Aim of the task:
Retype the records below exactly as they appear.

Data:
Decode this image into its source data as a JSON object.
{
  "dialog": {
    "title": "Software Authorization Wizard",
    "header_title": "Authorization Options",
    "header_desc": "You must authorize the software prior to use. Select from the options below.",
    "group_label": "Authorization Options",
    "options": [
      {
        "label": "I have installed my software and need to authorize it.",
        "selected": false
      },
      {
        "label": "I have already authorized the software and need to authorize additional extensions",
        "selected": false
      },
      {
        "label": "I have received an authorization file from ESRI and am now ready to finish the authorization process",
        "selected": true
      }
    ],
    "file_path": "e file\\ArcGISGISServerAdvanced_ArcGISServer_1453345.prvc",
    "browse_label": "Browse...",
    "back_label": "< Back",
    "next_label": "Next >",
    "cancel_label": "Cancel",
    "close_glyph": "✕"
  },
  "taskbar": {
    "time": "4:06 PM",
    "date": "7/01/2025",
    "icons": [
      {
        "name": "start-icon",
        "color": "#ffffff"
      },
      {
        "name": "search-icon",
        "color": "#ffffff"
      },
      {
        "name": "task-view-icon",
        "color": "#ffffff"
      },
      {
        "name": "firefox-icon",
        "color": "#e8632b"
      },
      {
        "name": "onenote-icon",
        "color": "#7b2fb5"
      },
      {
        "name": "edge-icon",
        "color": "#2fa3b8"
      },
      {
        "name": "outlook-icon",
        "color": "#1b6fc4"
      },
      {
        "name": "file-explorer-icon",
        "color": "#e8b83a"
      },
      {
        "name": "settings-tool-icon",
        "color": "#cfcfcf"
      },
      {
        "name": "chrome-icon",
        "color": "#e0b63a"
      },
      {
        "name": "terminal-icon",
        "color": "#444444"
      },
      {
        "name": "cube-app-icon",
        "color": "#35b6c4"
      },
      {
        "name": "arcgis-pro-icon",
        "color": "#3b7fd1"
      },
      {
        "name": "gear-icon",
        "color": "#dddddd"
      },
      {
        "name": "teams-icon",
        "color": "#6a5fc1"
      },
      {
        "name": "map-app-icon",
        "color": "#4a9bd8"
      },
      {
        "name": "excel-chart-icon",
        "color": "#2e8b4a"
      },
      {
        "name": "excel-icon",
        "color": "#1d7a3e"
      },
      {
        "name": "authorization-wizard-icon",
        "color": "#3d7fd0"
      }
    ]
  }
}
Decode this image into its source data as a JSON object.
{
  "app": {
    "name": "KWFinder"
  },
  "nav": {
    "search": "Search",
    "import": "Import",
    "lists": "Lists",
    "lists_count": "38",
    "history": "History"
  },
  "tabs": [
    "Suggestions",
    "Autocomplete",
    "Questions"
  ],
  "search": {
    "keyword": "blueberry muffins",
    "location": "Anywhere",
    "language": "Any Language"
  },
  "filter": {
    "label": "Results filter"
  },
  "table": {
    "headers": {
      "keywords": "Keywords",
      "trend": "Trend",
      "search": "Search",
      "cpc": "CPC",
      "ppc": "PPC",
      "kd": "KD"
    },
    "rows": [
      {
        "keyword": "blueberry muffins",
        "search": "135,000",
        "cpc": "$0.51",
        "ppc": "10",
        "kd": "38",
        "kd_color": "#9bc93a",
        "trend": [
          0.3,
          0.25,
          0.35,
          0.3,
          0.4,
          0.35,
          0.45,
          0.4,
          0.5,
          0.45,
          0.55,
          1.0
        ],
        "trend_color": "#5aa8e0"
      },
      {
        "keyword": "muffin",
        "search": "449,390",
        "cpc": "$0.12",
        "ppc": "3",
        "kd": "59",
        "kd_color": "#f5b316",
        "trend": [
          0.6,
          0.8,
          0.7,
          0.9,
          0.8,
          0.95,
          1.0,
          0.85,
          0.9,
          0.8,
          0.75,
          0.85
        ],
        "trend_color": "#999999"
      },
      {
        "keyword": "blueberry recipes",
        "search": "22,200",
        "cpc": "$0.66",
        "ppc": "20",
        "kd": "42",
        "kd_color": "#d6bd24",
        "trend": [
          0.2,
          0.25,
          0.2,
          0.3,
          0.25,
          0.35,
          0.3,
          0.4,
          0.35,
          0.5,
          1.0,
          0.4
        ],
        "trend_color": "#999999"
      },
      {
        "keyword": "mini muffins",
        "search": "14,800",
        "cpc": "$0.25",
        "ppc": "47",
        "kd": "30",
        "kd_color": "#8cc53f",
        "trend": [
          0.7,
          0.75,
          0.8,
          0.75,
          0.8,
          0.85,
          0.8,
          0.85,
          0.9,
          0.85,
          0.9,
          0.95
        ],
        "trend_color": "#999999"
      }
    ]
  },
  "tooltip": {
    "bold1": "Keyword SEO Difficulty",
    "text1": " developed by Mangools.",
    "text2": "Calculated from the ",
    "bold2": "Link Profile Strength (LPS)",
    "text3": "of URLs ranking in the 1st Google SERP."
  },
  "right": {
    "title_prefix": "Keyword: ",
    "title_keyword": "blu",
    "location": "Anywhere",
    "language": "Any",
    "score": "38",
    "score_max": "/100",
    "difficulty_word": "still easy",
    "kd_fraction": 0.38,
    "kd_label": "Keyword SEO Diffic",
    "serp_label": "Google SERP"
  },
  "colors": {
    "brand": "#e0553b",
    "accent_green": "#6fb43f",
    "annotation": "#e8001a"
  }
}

Finished task:
Decode this image into its source data as a JSON object.
{
  "dialog": {
    "title": "Software Authorization Wizard",
    "header_title": "Authorization Options",
    "header_desc": "You must authorize the software prior to use. Select from the options below.",
    "group_label": "Authorization Options",
    "options": [
      {
        "label": "I have installed my software and need to authorize it.",
        "selected": false
      },
      {
        "label": "I have already authorized the software and need to authorize additional extensions",
        "selected": false
      },
      {
        "label": "I have received an authorization file from ESRI and am now ready to finish the authorization process",
        "selected": true
      }
    ],
    "file_path": "e file\\ArcGISGISServerAdvanced_ArcGISServer_1453345.prvc",
    "browse_label": "Browse...",
    "back_label": "< Back",
    "next_label": "Next >",
    "cancel_label": "Cancel",
    "close_glyph": "✕"
  },
  "taskbar": {
    "time": "4:06 PM",
    "date": "7/01/2025",
    "icons": [
      {
        "name": "start-icon",
        "color": "#ffffff"
      },
      {
        "name": "search-icon",
        "color": "#ffffff"
      },
      {
        "name": "task-view-icon",
        "color": "#ffffff"
      },
      {
        "name": "firefox-icon",
        "color": "#e8632b"
      },
      {
        "name": "onenote-icon",
        "color": "#7b2fb5"
      },
      {
        "name": "edge-icon",
        "color": "#2fa3b8"
      },
      {
        "name": "outlook-icon",
        "color": "#1b6fc4"
      },
      {
        "name": "file-explorer-icon",
        "color": "#e8b83a"
      },
      {
        "name": "settings-tool-icon",
        "color": "#cfcfcf"
      },
      {
        "name": "chrome-icon",
        "color": "#e0b63a"
      },
      {
        "name": "terminal-icon",
        "color": "#444444"
      },
      {
        "name": "cube-app-icon",
        "color": "#35b6c4"
      },
      {
        "name": "arcgis-pro-icon",
        "color": "#3b7fd1"
      },
      {
        "name": "gear-icon",
        "color": "#dddddd"
      },
      {
        "name": "teams-icon",
        "color": "#6a5fc1"
      },
      {
        "name": "map-app-icon",
        "color": "#4a9bd8"
      },
      {
        "name": "excel-chart-icon",
        "color": "#2e8b4a"
      },
      {
        "name": "excel-icon",
        "color": "#1d7a3e"
      },
      {
        "name": "authorization-wizard-icon",
        "color": "#3d7fd0"
      }
    ]
  }
}
Decode this image into its source data as a JSON object.
{
  "app": {
    "name": "KWFinder"
  },
  "nav": {
    "search": "Search",
    "import": "Import",
    "lists": "Lists",
    "lists_count": "38",
    "history": "History"
  },
  "tabs": [
    "Suggestions",
    "Autocomplete",
    "Questions"
  ],
  "search": {
    "keyword": "blueberry muffins",
    "location": "Anywhere",
    "language": "Any Language"
  },
  "filter": {
    "label": "Results filter"
  },
  "table": {
    "headers": {
      "keywords": "Keywords",
      "trend": "Trend",
      "search": "Search",
      "cpc": "CPC",
      "ppc": "PPC",
      "kd": "KD"
    },
    "rows": [
      {
        "keyword": "blueberry muffins",
        "search": "135,000",
        "cpc": "$0.51",
        "ppc": "10",
        "kd": "38",
        "kd_color": "#9bc93a",
        "trend": [
          0.3,
          0.25,
          0.35,
          0.3,
          0.4,
          0.35,
          0.45,
          0.4,
          0.5,
          0.45,
          0.55,
          1.0
        ],
        "trend_color": "#5aa8e0"
      },
      {
        "keyword": "muffin",
        "search": "449,390",
        "cpc": "$0.12",
        "ppc": "3",
        "kd": "59",
        "kd_color": "#f5b316",
        "trend": [
          0.6,
          0.8,
          0.7,
          0.9,
          0.8,
          0.95,
          1.0,
          0.85,
          0.9,
          0.8,
          0.75,
          0.85
        ],
        "trend_color": "#999999"
      },
      {
        "keyword": "blueberry recipes",
        "search": "22,200",
        "cpc": "$0.66",
        "ppc": "20",
        "kd": "42",
        "kd_color": "#d6bd24",
        "trend": [
          0.2,
          0.25,
          0.2,
          0.3,
          0.25,
          0.35,
          0.3,
          0.4,
          0.35,
          0.5,
          1.0,
          0.4
        ],
        "trend_color": "#999999"
      },
      {
        "keyword": "mini muffins",
        "search": "14,800",
        "cpc": "$0.25",
        "ppc": "47",
        "kd": "30",
        "kd_color": "#8cc53f",
        "trend": [
          0.7,
          0.75,
          0.8,
          0.75,
          0.8,
          0.85,
          0.8,
          0.85,
          0.9,
          0.85,
          0.9,
          0.95
        ],
        "trend_color": "#999999"
      }
    ]
  },
  "tooltip": {
    "bold1": "Keyword SEO Difficulty",
    "text1": " developed by Mangools.",
    "text2": "Calculated from the ",
    "bold2": "Link Profile Strength (LPS)",
    "text3": "of URLs ranking in the 1st Google SERP."
  },
  "right": {
    "title_prefix": "Keyword: ",
    "title_keyword": "blu",
    "location": "Anywhere",
    "language": "Any",
    "score": "38",
    "score_max": "/100",
    "difficulty_word": "still easy",
    "kd_fraction": 0.38,
    "kd_label": "Keyword SEO Diffic",
    "serp_label": "Google SERP"
  },
  "colors": {
    "brand": "#e0553b",
    "accent_green": "#6fb43f",
    "annotation": "#e8001a"
  }
}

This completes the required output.